-- EXERCISE DETAILS --
Whenever the string "robot" appears in a line below, please copy the line out.

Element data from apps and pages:
______

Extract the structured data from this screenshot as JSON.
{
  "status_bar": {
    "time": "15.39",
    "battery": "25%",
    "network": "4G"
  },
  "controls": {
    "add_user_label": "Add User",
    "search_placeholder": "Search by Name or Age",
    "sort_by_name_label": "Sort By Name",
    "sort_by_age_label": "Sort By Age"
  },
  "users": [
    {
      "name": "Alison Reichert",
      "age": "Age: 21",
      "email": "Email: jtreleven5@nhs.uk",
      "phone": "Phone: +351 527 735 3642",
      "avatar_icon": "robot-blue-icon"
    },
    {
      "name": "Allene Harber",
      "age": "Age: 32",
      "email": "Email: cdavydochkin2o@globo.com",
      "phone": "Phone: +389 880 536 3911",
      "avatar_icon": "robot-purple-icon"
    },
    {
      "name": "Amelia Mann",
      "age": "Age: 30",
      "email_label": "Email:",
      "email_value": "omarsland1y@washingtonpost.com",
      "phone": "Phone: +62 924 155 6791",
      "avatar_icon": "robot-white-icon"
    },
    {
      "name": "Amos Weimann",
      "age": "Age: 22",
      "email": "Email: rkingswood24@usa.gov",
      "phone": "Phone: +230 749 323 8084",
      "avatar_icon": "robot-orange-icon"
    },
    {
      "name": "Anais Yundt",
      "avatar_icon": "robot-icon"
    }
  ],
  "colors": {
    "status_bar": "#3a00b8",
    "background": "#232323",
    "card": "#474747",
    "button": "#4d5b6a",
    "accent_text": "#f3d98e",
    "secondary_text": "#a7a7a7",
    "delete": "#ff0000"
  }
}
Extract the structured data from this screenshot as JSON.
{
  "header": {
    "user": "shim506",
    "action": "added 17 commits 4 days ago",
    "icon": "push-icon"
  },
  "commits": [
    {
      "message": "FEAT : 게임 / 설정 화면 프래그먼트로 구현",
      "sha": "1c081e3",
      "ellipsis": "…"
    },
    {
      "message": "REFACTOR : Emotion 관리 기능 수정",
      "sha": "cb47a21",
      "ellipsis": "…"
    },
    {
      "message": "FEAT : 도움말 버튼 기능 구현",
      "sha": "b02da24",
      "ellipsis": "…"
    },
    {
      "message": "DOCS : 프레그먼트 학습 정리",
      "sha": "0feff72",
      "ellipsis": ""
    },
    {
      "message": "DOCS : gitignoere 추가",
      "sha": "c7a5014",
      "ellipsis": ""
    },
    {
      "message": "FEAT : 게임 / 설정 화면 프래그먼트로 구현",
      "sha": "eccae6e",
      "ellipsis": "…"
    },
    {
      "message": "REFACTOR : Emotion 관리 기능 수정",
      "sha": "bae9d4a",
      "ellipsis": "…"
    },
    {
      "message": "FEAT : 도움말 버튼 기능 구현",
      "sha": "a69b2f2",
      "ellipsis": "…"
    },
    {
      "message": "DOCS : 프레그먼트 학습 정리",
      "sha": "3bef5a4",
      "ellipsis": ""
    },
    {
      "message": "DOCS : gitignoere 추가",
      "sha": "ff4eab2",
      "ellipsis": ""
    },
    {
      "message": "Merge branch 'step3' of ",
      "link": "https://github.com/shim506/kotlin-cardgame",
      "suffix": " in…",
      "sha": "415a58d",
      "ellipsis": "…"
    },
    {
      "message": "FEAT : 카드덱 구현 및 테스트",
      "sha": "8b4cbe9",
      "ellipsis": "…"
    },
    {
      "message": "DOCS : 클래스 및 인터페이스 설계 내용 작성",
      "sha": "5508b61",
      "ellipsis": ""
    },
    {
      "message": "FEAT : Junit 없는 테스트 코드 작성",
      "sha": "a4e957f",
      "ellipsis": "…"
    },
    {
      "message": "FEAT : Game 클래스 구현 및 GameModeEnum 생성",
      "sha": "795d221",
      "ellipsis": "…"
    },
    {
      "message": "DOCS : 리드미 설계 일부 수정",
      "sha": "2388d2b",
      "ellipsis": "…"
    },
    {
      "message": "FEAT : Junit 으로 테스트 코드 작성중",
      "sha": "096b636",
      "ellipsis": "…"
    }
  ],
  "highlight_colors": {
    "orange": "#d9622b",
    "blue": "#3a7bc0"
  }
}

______

-- TASK SOLUTION --
      "avatar_icon": "robot-blue-icon"
      "avatar_icon": "robot-purple-icon"
      "avatar_icon": "robot-white-icon"
      "avatar_icon": "robot-orange-icon"
      "avatar_icon": "robot-icon"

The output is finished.